“I think it triggers some age-related biases on the part of some people because he sounds like he mumbles a little bit and I think people attribute that to age,” Jankowski said.
Jankowski said Trump has similar advantages to Sanders in the ways he carries himself and speaks.
“People interpret those things as signs of youth,” he said. “It may be very similar in that people don’t see Trump as being as old as Biden just like they didn’t see Bernie Sanders being as old as Biden is.”
Sanders defends Biden's age
Sanders himself defended Biden’s age in August, telling NBC’s “Meet the Press” that there are “broader issues” than just a candidate's age.
“When people look at a candidate, whether he’s Joe Biden, or Trump, or Bernie Sanders, anybody else, they have to evaluate a whole lot of factors,” Sanders said.
The focus instead should be on what a candidate stands for, the Vermont senator said.
The 82-year-old senator has made it clear he has no intentions on running again and previously endorsed Biden's reelection.
Sanders is seeking to unite progressives behind the president ahead of the 2024 election.

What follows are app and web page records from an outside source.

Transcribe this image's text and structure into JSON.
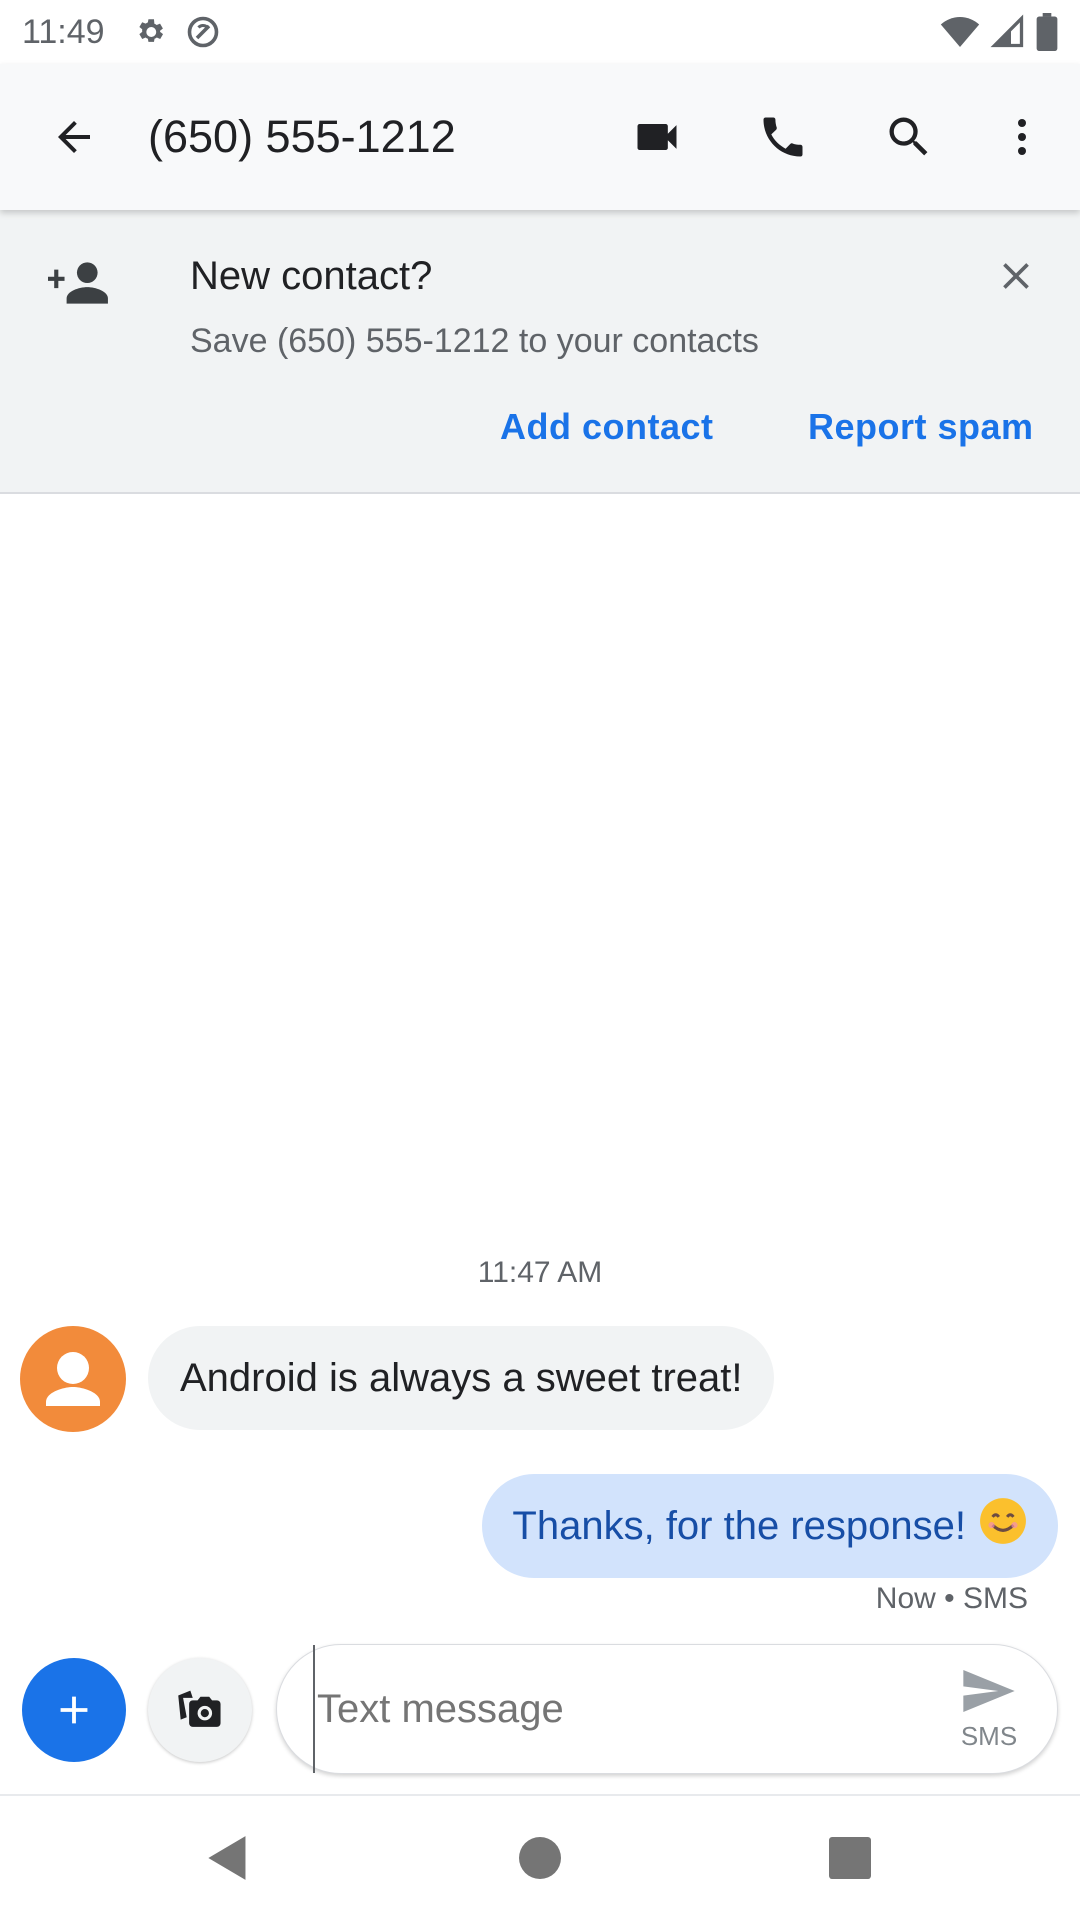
{
  "status_bar": {
    "time": "11:49",
    "icons": [
      "gear-icon",
      "do-not-disturb-icon",
      "wifi-icon",
      "signal-icon",
      "battery-icon"
    ]
  },
  "toolbar": {
    "title": "(650) 555-1212",
    "actions": [
      "back-arrow-icon",
      "video-call-icon",
      "phone-icon",
      "search-icon",
      "more-vert-icon"
    ]
  },
  "banner": {
    "title": "New contact?",
    "subtitle": "Save (650) 555-1212 to your contacts",
    "add_contact_label": "Add contact",
    "report_spam_label": "Report spam"
  },
  "conversation": {
    "timestamp": "11:47 AM",
    "messages": [
      {
        "direction": "incoming",
        "text": "Android is always a sweet treat!"
      },
      {
        "direction": "outgoing",
        "text": "Thanks, for the response!",
        "emoji": "😊"
      }
    ],
    "last_meta": "Now • SMS"
  },
  "compose": {
    "placeholder": "Text message",
    "send_label": "SMS"
  },
  "colors": {
    "accent": "#1a73e8",
    "avatar": "#f28b3b",
    "outgoing_bubble": "#d2e3fc",
    "incoming_bubble": "#f1f3f4"
  }
}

He praised Biden’s economic policies earlier this year in New Hampshire, a state where Biden will not appear on the primary ballot due to a conflict with the Democratic National Committee over the primary's timing.

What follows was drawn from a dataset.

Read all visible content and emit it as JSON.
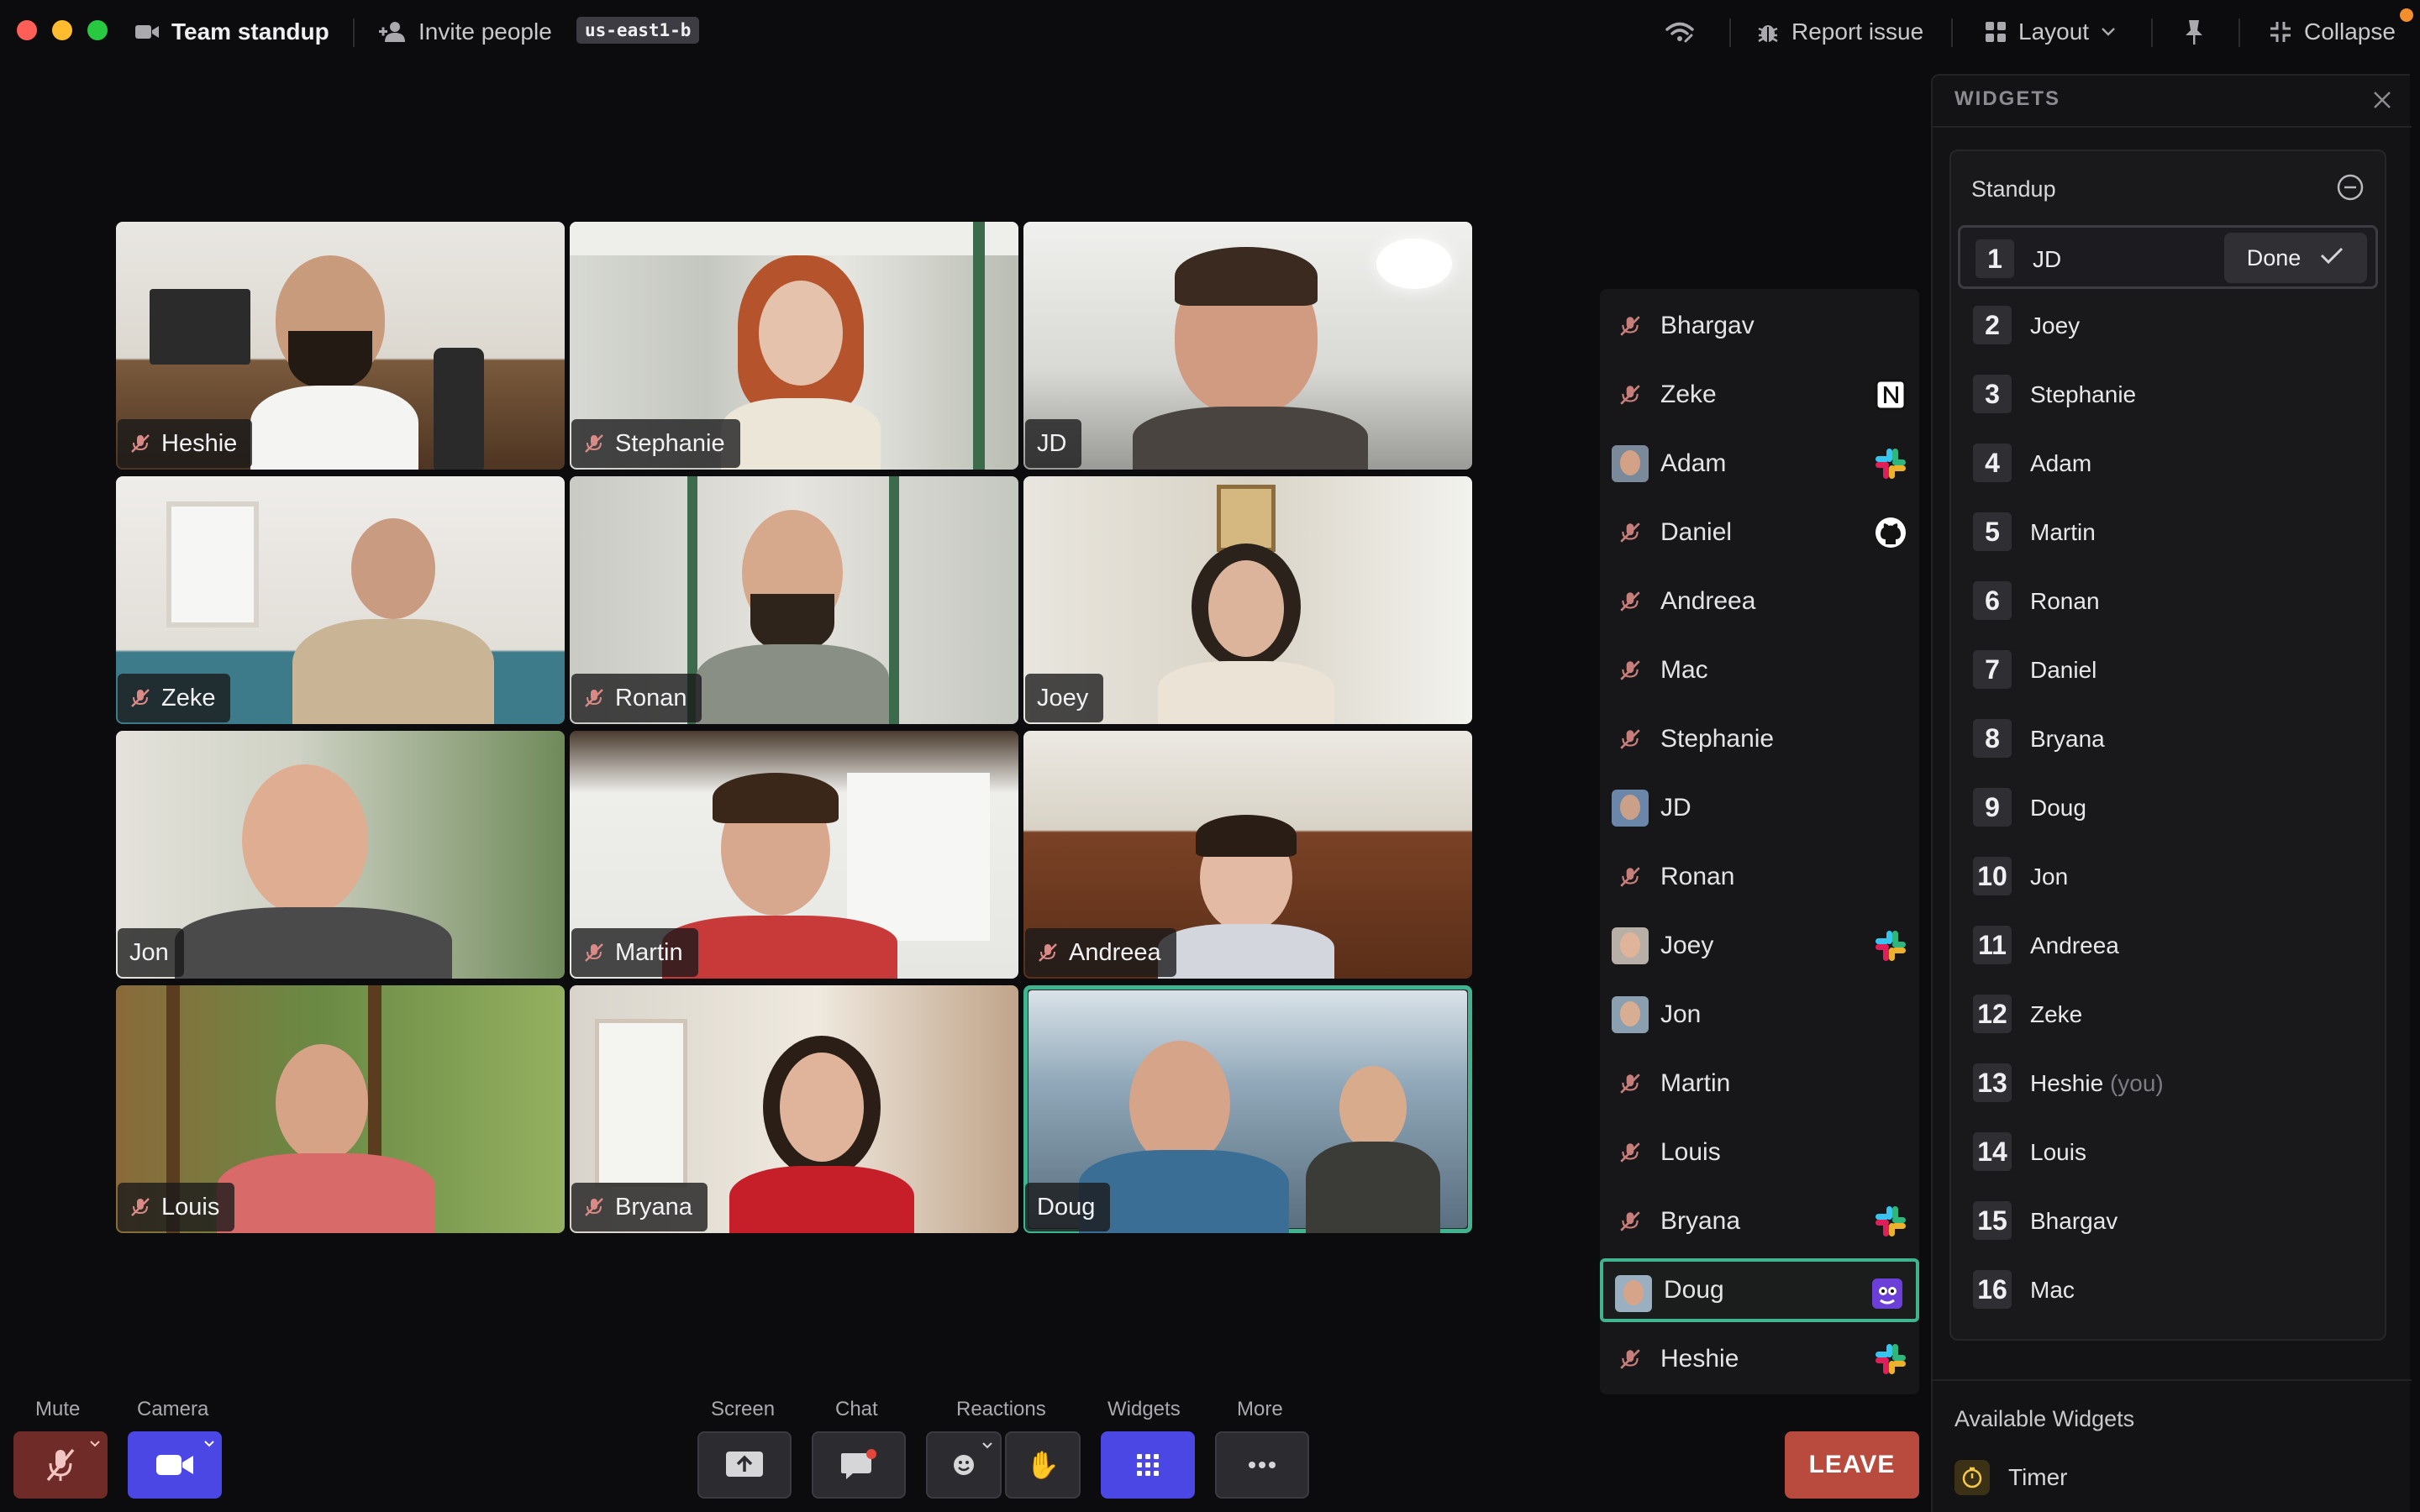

“I think that we have got to bring the entire progressive community (to) defeat Trump or whoever the Republican nominee will be,” Sanders said on CNN’s “State of the Union."
Biden defended his own age on MSNBC earlier this year, saying he has "acquired a hell of a lot of wisdom" throughout his career.
He has also used humor when confronting his age, joking over the summer to a crowd of reproductive rights activists that he is 198 years old. Most recently, he joked about his age in an Instagram post for his 81st birthday.
"Turns out on your 146th birthday, you run out of space for candles," Biden wrote.
This article originally appeared on USA TODAY: Does age matter? Why it weighs differently for Biden, Trump, Sanders